(Data records for software interfaces)
'''
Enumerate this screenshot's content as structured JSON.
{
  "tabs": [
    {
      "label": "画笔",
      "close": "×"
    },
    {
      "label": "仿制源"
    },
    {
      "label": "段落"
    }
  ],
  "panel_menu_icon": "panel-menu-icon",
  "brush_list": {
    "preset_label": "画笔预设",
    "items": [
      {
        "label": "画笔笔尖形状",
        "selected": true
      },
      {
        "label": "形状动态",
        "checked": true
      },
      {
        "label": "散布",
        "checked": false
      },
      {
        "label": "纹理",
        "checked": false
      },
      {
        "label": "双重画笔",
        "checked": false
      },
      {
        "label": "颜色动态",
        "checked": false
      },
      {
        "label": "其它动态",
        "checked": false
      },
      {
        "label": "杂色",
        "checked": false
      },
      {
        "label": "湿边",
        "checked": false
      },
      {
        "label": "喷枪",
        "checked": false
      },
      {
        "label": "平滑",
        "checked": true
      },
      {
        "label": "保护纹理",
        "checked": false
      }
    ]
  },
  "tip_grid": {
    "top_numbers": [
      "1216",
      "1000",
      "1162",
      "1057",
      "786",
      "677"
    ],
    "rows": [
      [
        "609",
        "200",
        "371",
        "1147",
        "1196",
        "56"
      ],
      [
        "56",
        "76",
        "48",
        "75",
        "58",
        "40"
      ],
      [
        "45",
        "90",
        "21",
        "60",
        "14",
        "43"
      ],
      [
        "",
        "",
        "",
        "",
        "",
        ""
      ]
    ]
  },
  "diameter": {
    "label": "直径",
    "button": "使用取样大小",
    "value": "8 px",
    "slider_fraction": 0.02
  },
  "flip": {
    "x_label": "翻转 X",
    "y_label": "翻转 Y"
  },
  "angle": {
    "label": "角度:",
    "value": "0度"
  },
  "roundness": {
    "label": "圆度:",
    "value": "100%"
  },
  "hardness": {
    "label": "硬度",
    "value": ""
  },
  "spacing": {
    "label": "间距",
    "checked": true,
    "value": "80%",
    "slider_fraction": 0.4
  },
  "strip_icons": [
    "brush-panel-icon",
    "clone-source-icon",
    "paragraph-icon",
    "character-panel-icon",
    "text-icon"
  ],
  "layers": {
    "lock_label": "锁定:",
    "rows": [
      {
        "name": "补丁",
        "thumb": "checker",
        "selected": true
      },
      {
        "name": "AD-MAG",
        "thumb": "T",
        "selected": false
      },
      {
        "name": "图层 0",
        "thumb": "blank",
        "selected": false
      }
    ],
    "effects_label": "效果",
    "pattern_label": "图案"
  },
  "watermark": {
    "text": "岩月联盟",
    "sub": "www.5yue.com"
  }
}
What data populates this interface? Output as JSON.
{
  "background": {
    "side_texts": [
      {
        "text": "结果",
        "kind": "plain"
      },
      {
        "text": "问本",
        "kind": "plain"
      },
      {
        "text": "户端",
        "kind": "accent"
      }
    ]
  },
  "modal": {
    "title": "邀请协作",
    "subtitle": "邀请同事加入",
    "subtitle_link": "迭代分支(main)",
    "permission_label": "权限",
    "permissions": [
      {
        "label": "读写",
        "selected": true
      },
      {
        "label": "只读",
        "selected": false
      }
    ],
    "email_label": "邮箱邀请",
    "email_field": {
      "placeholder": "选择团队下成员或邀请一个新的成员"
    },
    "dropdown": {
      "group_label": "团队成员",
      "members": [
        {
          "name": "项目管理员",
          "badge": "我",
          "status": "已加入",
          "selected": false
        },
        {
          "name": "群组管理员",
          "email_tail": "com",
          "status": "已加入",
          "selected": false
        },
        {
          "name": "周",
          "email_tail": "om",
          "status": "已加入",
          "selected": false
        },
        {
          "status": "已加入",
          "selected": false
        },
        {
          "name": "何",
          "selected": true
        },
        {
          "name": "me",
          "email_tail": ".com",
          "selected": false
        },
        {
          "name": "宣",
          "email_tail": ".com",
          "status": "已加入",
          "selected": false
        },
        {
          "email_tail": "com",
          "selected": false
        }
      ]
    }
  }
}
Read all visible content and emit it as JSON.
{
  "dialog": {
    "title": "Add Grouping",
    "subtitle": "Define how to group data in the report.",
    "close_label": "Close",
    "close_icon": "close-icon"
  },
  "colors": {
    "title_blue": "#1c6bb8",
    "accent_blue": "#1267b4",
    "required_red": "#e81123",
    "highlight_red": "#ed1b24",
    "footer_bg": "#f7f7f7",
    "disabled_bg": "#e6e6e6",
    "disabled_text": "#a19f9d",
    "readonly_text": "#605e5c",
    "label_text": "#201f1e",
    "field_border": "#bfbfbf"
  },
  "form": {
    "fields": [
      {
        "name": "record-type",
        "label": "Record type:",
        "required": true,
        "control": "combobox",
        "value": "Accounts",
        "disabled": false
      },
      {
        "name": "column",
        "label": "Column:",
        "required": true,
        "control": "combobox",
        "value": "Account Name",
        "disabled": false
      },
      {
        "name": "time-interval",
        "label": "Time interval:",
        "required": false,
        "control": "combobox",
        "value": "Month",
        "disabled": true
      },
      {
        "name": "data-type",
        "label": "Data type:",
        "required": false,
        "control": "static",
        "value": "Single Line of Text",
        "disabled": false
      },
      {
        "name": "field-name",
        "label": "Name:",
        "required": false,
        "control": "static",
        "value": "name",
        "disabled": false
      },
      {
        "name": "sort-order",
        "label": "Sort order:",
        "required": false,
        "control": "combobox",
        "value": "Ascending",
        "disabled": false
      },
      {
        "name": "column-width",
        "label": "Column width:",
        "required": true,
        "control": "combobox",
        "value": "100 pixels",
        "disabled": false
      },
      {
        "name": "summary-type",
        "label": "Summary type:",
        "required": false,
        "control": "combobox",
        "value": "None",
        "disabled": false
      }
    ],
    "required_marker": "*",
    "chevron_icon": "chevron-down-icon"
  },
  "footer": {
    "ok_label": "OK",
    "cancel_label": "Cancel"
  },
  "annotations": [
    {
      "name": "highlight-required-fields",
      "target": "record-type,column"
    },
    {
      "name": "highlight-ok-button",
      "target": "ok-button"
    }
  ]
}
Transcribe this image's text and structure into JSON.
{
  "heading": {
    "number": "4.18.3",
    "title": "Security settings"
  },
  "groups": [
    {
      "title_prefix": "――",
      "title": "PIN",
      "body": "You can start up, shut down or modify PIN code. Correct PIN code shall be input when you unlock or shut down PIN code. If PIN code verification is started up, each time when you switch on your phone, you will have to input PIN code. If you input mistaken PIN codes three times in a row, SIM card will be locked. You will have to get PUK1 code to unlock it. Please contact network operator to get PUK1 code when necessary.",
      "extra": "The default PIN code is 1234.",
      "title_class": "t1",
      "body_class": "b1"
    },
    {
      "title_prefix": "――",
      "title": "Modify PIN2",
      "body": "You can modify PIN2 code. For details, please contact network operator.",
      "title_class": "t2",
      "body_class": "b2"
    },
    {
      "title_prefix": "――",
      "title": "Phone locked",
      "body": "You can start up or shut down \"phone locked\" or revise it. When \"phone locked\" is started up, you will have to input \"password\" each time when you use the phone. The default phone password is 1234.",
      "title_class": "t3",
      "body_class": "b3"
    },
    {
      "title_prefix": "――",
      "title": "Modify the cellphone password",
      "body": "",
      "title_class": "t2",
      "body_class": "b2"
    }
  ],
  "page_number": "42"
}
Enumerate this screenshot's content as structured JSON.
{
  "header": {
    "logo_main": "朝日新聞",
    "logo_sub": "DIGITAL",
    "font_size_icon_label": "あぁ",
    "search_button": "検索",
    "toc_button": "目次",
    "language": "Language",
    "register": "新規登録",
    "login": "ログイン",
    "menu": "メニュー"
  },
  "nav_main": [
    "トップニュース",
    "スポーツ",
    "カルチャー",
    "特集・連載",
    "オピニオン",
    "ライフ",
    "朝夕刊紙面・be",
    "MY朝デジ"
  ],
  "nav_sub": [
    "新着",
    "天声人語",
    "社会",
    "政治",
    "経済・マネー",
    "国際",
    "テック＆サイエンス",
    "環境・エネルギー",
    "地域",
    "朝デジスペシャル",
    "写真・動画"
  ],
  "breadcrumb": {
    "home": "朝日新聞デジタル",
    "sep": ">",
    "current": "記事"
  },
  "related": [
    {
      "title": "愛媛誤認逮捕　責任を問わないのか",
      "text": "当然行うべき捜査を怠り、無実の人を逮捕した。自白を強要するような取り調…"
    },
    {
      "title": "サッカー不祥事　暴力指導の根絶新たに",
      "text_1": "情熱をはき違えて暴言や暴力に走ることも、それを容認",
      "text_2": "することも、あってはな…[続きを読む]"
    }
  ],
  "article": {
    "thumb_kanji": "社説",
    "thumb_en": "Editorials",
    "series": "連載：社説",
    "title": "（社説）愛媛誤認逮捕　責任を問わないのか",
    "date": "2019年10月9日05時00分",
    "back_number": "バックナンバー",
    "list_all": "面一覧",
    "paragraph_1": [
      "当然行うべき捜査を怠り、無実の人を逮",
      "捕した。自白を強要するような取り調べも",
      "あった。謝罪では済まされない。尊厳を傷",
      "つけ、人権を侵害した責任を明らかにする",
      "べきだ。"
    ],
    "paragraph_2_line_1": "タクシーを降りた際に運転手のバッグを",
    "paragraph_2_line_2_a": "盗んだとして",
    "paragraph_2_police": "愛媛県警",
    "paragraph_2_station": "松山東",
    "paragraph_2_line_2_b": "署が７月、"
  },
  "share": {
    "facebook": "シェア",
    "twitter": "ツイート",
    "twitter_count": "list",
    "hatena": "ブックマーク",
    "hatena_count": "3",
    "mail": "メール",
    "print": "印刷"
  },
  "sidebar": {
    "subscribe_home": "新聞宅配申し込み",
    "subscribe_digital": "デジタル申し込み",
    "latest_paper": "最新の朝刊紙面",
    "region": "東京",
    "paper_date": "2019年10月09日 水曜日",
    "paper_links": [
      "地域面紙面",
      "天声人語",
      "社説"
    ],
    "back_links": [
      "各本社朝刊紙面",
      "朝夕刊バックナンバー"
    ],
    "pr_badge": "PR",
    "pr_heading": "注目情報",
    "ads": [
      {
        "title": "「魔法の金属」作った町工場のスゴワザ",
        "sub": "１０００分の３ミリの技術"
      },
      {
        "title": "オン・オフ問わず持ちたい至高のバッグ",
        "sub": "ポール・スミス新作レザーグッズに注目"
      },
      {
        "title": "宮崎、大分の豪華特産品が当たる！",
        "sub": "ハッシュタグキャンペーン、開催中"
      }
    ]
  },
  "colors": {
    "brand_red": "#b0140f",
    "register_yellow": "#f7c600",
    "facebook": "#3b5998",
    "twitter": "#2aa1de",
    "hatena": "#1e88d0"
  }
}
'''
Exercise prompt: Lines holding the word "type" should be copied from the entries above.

Expected answer:
        "name": "record-type",
        "label": "Record type:",
        "name": "data-type",
        "label": "Data type:",
        "name": "summary-type",
        "label": "Summary type:",
      "target": "record-type,column"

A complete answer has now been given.